The 469-mile Blue Ridge Parkway, which runs along the spine of the Blue Ridge Mountains, provides one of the world’s most diverse displays on flora and fauna. There is no shortage of natural beauty here. Palatial parks, cozy campsites, and other roadside entertainment provide plenty of excuses for picturesque stops along the way.
North Dakota - Theodore Roosevelt National Park
This is one of the most underrated national parks in the U.S. Visit for a chance to see a combination of flamboyant badlands terrain, riparian habitat along the Little Missouri River, and wildlife both native and not (wild horses and longhorn cattle).
Ohio – Corkscrew Falls in Hocking Hills
The beautiful waterfall was not accessible until a few years ago because it happened to be in a private land. Thankfully that changed and people can now enjoy its beauty, but you have to get a permit. It is now part of the 607-Acre Boch Hollow Nature Preserve.
Oklahoma - Talimena National Scenic Byway
Views of the golden valleys don’t get much better than from the majestic byway. There are more than 50 miles of stunning panoramas. Turn your trip into an adventure by stopping at the several historic towns along the way.
Oregon – Multnomah Falls, Columbia River Gorge
Pennsylvania – Pocono Mountains
Visit any time of the year and adventure is guaranteed. You can stay at nice resort or small B&Bs, one thing that won’t change is how much fun you’re going to have. Pocono Mountains are aknown all over the country for its natural scenic beauty, spectacular lakes, and quaint, historic towns.
Rhode Island - Roger Williams Park
Ask any locals and they will tell you that Roger Williams Park is one of their most favorite playgrounds for recreational activity. The entire park is listed on the National Register of Historic Places. The 435 acres include more than 100 acres of ponds.

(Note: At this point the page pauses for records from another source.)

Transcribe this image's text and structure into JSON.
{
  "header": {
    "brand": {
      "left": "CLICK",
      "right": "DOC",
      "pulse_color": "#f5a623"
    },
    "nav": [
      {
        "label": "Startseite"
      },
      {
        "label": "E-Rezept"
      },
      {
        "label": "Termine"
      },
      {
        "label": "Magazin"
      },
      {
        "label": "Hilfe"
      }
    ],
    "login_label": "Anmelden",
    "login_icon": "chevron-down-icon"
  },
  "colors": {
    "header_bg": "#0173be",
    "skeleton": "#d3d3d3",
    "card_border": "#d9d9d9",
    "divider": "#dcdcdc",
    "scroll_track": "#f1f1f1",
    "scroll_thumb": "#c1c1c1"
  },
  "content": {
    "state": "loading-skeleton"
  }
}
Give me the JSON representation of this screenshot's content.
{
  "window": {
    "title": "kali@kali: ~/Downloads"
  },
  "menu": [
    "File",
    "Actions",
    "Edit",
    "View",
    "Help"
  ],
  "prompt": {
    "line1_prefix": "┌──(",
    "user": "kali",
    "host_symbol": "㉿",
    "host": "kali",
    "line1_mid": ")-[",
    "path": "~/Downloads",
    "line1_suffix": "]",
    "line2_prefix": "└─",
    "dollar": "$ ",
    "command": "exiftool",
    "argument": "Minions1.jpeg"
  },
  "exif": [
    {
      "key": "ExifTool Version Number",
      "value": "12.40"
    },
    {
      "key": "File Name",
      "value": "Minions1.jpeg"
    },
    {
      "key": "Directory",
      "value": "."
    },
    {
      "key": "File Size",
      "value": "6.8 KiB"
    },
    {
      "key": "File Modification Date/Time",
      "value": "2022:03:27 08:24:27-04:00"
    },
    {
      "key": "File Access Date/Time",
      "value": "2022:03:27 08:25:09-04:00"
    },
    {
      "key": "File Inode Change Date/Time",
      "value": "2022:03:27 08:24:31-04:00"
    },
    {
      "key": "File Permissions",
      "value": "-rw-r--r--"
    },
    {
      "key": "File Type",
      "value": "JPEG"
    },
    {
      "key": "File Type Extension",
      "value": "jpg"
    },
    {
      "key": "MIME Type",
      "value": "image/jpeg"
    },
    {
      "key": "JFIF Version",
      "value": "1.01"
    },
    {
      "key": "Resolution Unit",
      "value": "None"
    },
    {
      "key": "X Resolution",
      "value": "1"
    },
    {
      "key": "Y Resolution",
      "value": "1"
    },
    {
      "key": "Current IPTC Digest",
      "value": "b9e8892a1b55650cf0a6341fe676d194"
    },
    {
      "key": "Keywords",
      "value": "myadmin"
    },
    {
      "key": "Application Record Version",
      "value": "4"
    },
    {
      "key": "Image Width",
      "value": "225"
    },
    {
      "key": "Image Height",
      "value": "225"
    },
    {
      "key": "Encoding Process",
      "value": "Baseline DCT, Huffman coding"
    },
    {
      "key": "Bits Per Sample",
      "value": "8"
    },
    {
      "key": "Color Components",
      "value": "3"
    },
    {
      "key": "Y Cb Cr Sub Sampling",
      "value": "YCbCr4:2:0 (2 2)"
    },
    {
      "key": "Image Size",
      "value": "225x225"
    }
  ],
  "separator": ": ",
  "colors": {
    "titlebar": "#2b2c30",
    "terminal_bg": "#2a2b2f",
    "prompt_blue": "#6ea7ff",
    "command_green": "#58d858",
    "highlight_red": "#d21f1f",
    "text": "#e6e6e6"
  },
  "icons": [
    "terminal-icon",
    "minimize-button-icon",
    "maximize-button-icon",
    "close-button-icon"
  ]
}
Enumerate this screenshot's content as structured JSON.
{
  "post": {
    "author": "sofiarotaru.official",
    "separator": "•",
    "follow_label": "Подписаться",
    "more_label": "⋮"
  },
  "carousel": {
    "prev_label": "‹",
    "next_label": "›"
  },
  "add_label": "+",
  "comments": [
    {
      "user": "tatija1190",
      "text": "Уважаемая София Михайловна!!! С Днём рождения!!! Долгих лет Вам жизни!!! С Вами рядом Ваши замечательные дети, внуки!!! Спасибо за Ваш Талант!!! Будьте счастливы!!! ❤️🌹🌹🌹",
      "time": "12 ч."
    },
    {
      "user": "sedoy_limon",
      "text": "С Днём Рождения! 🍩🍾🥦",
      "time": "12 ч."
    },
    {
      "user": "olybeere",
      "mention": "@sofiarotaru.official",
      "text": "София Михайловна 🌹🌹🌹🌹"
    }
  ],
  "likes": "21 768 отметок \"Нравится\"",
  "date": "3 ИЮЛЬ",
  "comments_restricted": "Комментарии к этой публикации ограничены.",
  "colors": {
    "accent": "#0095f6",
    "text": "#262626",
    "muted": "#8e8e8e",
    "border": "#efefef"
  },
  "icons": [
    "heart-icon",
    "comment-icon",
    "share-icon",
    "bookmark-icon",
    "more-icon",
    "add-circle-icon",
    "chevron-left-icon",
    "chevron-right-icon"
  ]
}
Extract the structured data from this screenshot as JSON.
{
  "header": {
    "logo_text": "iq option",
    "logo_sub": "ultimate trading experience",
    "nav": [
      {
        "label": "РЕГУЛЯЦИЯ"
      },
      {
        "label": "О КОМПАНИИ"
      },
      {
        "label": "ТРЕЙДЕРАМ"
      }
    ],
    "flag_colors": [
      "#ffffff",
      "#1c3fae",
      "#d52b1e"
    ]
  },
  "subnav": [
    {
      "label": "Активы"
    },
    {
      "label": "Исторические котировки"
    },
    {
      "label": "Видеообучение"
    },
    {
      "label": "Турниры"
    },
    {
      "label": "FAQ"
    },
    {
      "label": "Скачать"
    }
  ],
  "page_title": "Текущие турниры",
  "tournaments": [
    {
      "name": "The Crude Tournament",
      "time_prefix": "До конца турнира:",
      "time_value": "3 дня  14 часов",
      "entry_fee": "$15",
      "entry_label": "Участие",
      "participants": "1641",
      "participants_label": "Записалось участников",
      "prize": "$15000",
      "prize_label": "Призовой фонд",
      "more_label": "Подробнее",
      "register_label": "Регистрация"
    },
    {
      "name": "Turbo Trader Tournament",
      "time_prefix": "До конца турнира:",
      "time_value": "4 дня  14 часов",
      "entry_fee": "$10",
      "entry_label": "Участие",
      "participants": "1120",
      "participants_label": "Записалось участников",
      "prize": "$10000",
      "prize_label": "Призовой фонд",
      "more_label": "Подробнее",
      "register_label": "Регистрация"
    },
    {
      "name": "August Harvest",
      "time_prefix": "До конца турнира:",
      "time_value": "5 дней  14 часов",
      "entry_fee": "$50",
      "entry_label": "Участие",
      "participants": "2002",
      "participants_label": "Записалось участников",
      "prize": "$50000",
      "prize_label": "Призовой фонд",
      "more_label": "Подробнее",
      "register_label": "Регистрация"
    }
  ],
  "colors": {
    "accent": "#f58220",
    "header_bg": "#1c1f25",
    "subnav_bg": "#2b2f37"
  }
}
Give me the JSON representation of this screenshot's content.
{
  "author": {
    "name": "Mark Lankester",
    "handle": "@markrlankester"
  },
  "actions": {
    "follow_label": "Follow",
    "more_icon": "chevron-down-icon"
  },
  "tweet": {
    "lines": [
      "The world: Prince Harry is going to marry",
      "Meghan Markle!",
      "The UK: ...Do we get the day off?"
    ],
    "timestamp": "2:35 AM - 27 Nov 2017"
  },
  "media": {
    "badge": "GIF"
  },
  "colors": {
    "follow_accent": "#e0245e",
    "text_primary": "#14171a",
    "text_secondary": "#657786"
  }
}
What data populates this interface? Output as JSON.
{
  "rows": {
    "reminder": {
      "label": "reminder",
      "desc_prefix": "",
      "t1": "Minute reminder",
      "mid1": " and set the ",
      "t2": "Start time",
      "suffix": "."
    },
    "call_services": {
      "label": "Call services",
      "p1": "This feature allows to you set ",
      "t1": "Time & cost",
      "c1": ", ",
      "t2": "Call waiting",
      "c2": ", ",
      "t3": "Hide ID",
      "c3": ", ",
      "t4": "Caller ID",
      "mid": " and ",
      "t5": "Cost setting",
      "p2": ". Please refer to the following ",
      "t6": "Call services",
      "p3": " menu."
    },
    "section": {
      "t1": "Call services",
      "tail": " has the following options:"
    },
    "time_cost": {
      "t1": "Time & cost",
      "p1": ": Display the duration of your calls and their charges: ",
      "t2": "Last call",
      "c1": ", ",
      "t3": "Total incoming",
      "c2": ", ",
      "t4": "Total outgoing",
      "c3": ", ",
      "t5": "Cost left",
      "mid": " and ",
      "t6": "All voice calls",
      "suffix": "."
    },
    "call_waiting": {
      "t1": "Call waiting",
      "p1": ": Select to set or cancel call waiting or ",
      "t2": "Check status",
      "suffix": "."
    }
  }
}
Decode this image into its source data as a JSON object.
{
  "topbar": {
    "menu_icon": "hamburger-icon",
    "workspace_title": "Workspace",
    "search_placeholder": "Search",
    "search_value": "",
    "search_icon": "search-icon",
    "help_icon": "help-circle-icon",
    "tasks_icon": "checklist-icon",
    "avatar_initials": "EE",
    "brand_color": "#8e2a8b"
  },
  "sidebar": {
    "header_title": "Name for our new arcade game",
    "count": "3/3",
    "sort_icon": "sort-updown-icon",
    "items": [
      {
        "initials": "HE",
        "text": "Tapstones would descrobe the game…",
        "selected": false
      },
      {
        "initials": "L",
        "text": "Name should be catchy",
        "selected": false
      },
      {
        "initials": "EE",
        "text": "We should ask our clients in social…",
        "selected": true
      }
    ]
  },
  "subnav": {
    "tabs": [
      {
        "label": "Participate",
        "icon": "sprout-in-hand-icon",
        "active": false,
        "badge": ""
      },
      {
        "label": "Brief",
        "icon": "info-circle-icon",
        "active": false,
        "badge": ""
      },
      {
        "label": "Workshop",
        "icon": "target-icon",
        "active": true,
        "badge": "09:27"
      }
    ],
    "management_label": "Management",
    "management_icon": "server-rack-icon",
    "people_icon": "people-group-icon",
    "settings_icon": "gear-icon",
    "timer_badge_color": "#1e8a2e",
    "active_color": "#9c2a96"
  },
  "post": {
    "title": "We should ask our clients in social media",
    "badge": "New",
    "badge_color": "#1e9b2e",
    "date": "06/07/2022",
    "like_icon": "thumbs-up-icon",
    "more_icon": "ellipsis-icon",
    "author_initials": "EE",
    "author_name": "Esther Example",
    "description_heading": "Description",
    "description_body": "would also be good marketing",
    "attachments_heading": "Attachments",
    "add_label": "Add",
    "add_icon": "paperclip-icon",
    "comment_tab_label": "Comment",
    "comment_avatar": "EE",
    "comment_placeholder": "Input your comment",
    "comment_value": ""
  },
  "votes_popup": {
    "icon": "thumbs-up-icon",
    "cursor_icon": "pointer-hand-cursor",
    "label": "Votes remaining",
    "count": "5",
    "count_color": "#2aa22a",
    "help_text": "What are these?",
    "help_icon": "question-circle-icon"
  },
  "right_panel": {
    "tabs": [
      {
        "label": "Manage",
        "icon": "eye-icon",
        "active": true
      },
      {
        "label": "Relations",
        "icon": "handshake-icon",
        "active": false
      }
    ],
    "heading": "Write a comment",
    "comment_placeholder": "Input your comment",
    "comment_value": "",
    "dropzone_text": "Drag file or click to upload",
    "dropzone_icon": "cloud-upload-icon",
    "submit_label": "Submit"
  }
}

South Carolina – Rainbow Row in Charleston
This is certainly the most famous street in the city and perhaps among the most well-known in the entire country. Drive down, or better yet, just walk along this street to see its unique coloring and style of the buildings.
South Dakota - Badlands National Park
The best time to go is in October for the most outstanding panoramas of mixed grass lowland and the splendor of the eroded waterbeds. From the park’s herds of bison roaming grasslands to its rugged but severe badlands, the 244,000-acre park is a living representation of classic Old West history and culture.
Tennessee – Nashville
Those of you who want to have an enjoyable weekend on a modest budget in the summer should consider Nashville. There is plenty of free music, and the city hosts many cultural attractions that will entertain you.
Texas – Hill Country
Utah - The Red Cliffs Conservation Area
You’re going to need to take your time if you want to truly enjoy the panoramic views – so many of them. If you are a little more adventurous you can try rock climbing at Chuckwalla – it’s fantastic. Go in the winter when days can be magic, sunny and warm.
Vermont - Lake Willoughby in Westmore
Lovers of the great outdoors adore this charming lake situated just between Mount Pisgah and Mount Hor. It is reminiscent of fjords in New Zealand or Norway. The thousand-foot cliffs that drop down to the lake will amaze you.
Washington – Skagit Valley
This is the perfect spring road trip if you live in Seattle or even Vancouver. The Skagit Valley Tulip Festival is among the best season events in the Pacific Northwest, held in April. There are endless fields of millions tulips bursting into bloom.
West Virginia - New River Gorge Bridge
Wisconsin – Apostle Islands
Wyoming – Grand Prismatic Spring
Behold the Grand Prismatic Spring—the largest hot spring in the country and third largest in the world, measuring 250 by 300 feet wide and 160 feet deep. The color of the water is due to pigmented bacteria and microbial mats that grow along the edges of the water.
Washington D.C. – Jefferson Memorial in the spring
This is not a state but the cherry blossoms and sunset over the Jefferson Memorial is worth a spot on the list of most gorgeous places in the world.